There are so many different kinds of brown. I’m not even the darkest, I’m barely even the darkest; there are so many more browns that go way past mine. If I’m struggling, then what’s happening at the other end of the spectrum? We’re just not important enough, clearly. It angers me so much. 

And on the other end of the spectrum, in India, everyone wants to be white. It’s so ingrained. It’s like you’re not beautiful unless you’re fair. Fairness creams are so aggressively advertised. It’s funny, you see these Bollywood actresses, they started off a lot darker, now suddenly they’re white. When did that happen?

It’s heartbreaking that even Bollywood doesn’t have representative actors. People just don’t realise what it means to experience growing up and not seeing yourself as the protagonist. 

I just want to see someone who looks like me on screen—I’m so sick of being the sidekick. Sometimes I’m almost jealous of the kids who are growing up now, I’m like ‘you get so much more!’ I mean, I used to be so insecure about my skin colour when I was younger.  It really is so much about representation, I love seeing people like me on screen —it’s messed up that even in India it doesn’t happen.

 There is this one girl who’s now in ‘artsy’ films in India and she actually looks exactly like me! Like, thank god, a darker girl. It’s so good. It’s sad that it’s not more common even in my home country.

Are you inspired by any contemporary photographers?  

I always, always say Dayanita Singh. She’s a five foot tall Indian woman, like me. So short, it’s ridiculous. In an interview Dayanita said that it's an advantage being short. Both her and I, we hold waist level cameras, so it’s an even shorter perspective, so it’s really the view of a child what you’re seeing. And—because I’m holding a waist-level camera, I’m looking at the subject in the eye.

Do you have any advice for emerging photographers?

 I guess to be consciously sensitive, and to be informed. I feel like you can get a lot of trouble taking pictures of what you don't know and assuming things about the circumstances of others. 

And—while we're at it—any advice for small business owners? 

Yes! don’t be afraid to ask for help and call in favours. Delegating tasks are hard because it’s your baby, but respect the abilities of others—even if it’s just for your own sanity. 

What are you currently listening to?

Solange, Frank Ocean, Anderson Paak and Hariprasad Chaurasia.

What are you currently reading?

Hanya Yanagihara’s A Little Life, I think it’ll take me the whole year to finish!

How do you practice self-care? 
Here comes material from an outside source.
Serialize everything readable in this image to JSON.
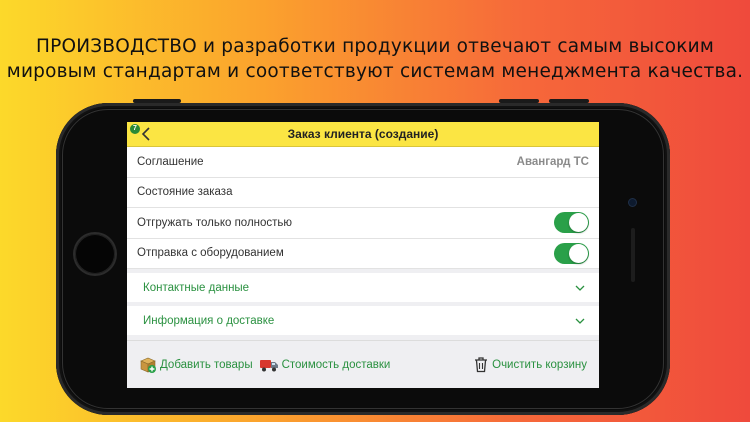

Solo adventures to the cinema. 

What does being Asian-Australian mean to you? 

To me it means being lucky, we get two cultures. I get this amazingly unique experience—even if it does often lead to confusion.

Interview & Photography by Leah Jing McIntosh